[Opening Data shown section]

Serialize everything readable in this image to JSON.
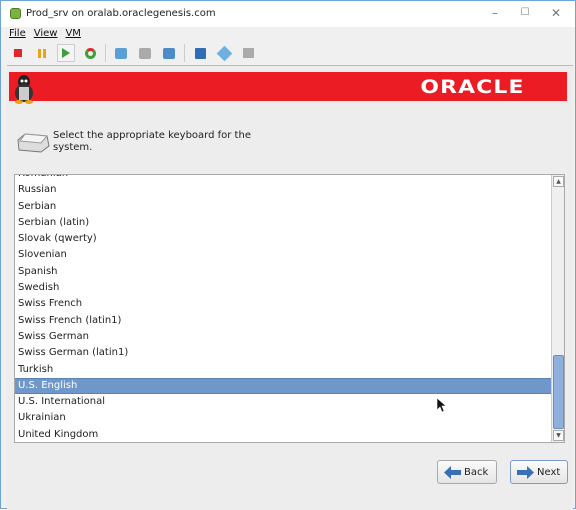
{
  "window": {
    "title": "Prod_srv on oralab.oraclegenesis.com",
    "controls": [
      "minimize",
      "maximize",
      "close"
    ]
  },
  "menu": [
    {
      "label": "File"
    },
    {
      "label": "View"
    },
    {
      "label": "VM"
    }
  ],
  "toolbar": [
    "stop-icon",
    "pause-icon",
    "play-icon",
    "reset-icon",
    "snapshot-icon",
    "snapshot-revert-icon",
    "snapshot-manager-icon",
    "save-icon",
    "settings-icon",
    "clone-icon"
  ],
  "banner": {
    "logo": "ORACLE",
    "color": "#ec1c24"
  },
  "prompt": {
    "text": "Select the appropriate keyboard for the system."
  },
  "keyboards": {
    "items": [
      "Romanian",
      "Russian",
      "Serbian",
      "Serbian (latin)",
      "Slovak (qwerty)",
      "Slovenian",
      "Spanish",
      "Swedish",
      "Swiss French",
      "Swiss French (latin1)",
      "Swiss German",
      "Swiss German (latin1)",
      "Turkish",
      "U.S. English",
      "U.S. International",
      "Ukrainian",
      "United Kingdom"
    ],
    "selected": "U.S. English",
    "selection_color": "#7097c9"
  },
  "buttons": {
    "back": "Back",
    "next": "Next"
  }
}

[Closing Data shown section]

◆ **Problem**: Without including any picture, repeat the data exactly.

◆ **Exercise solution**:
Serialize everything readable in this image to JSON.
{
  "window": {
    "title": "Prod_srv on oralab.oraclegenesis.com",
    "controls": [
      "minimize",
      "maximize",
      "close"
    ]
  },
  "menu": [
    {
      "label": "File"
    },
    {
      "label": "View"
    },
    {
      "label": "VM"
    }
  ],
  "toolbar": [
    "stop-icon",
    "pause-icon",
    "play-icon",
    "reset-icon",
    "snapshot-icon",
    "snapshot-revert-icon",
    "snapshot-manager-icon",
    "save-icon",
    "settings-icon",
    "clone-icon"
  ],
  "banner": {
    "logo": "ORACLE",
    "color": "#ec1c24"
  },
  "prompt": {
    "text": "Select the appropriate keyboard for the system."
  },
  "keyboards": {
    "items": [
      "Romanian",
      "Russian",
      "Serbian",
      "Serbian (latin)",
      "Slovak (qwerty)",
      "Slovenian",
      "Spanish",
      "Swedish",
      "Swiss French",
      "Swiss French (latin1)",
      "Swiss German",
      "Swiss German (latin1)",
      "Turkish",
      "U.S. English",
      "U.S. International",
      "Ukrainian",
      "United Kingdom"
    ],
    "selected": "U.S. English",
    "selection_color": "#7097c9"
  },
  "buttons": {
    "back": "Back",
    "next": "Next"
  }
}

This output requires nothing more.